What we have seen is a lot of couples being really thoughtful around planning. Honeymoon registries are huge for couples. Many are planning experiences, and they're thinking more about the destination and less about the timing. They're thinking about those once-in-a-lifetime trips, those really special destinations they've always wanted to travel to, while watching the restrictions and the guidelines around travel. There's couples that are staying domestic, visiting parts of our country or even doing road trips. Some people who got married, or had a ceremony of some kind, might have gone away to a bed-and-breakfast for a couple of days with the thinking they'll have that honeymoon that they dreamed of ... at a later date.
On the cost of vendors
While many weddings in 2020 were postponed, very few were canceled altogether. They just shifted. There was a period of time where the entire world was in lockdown. I think there is an element of that. But the flip side is we are experiencing a huge wedding boom right now. It's really unprecedented and so the vendors are really working hard to keep up with this overwhelming demand. There's a labor shortage. So, trying to get people to help execute, be it at a flower arrangement or a catering team, is challenging. We're also seeing those inflation prices and the cost of goods going up. I think that we aren't really seeing prices increase as a result of less weddings, but really about the other factors that are impacting every industry, between supply chain delays and inflation and scarcity of products.
On outdoor vs. indoor weddings
October has been kind of a big month for weddings year over year, independent of the pandemic.
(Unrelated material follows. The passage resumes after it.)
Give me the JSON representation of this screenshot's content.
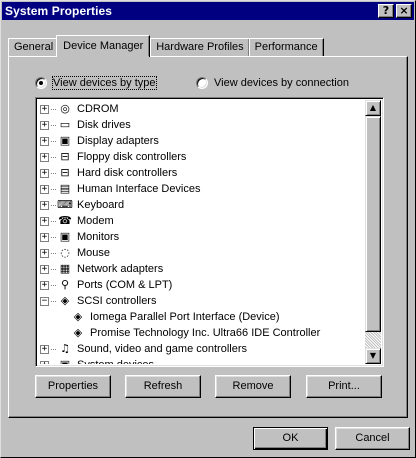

You're not sweating, but you're not freezing, and you can celebrate inside or outside very comfortably. It used to be that everyone wanted to have a June wedding. We've learned over the years that October has a lot to offer ... from the florals, the colors, the food, but also this idea that you aren't competing with people's summer vacation schedules. And it's kind of this lull before the holidays. I think the timing is really great for those reasons.
I do think outdoor weddings are here to stay. Obviously much more popular during COVID because they allowed people to social distance easily. We might see a slight decrease, especially for receptions. But outdoor ceremonies have been popular and will continue to be popular. We might see some more receptions move indoors because it's safer to do so now, but I think the ceremony, specifically, will continue to be a very popular outdoor affair.
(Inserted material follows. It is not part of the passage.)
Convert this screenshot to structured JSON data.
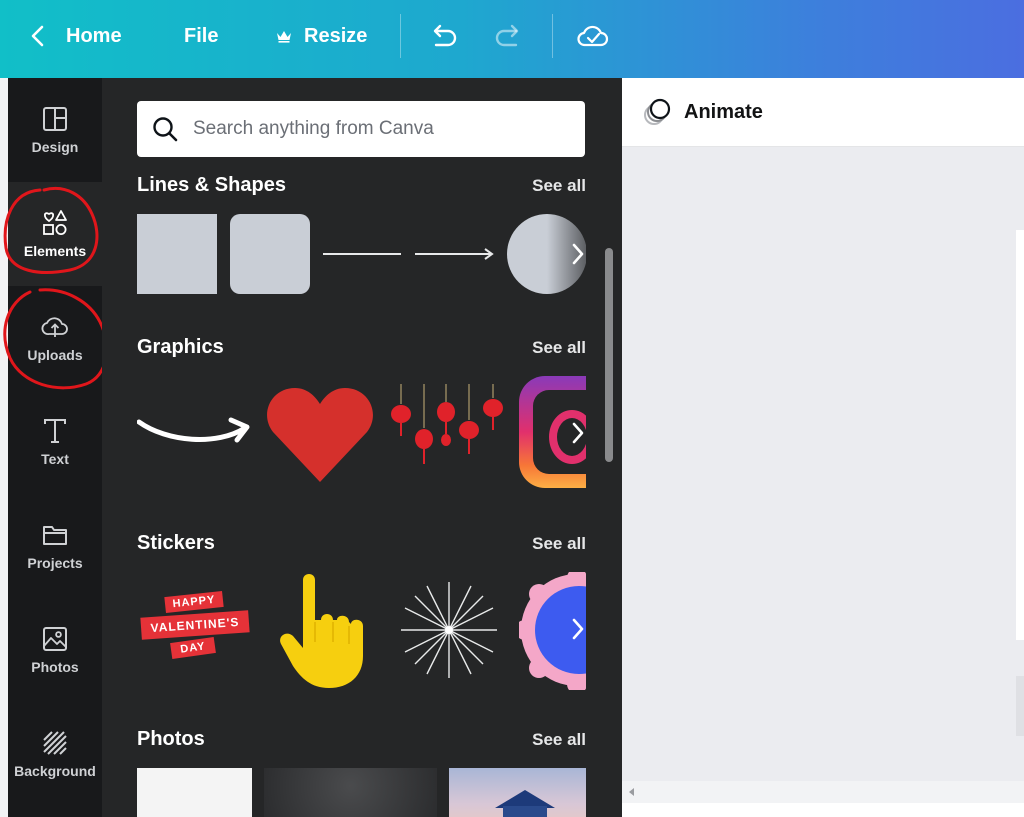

On unprecedented wedding numbers
We do know 2022 is being keyed up to see the most weddings in recent history at a number of 2.6 million. On average, we usually see around 2.1 million weddings. We are attributing this increase to the postponement of 2020 weddings. I don't know that it's so many couples paired up as there was an overflow of weddings that didn't happen -- instead of getting canceled, they got postponed or people got married, but they're hosting an anniversary celebration in 2022. I really think it's just more of that celebration happening and having lived through this pandemic, you're so eager to hug your loved ones, to see your family and to celebrate good things. It's driven the demand of weddings and parties and celebrations even higher this year.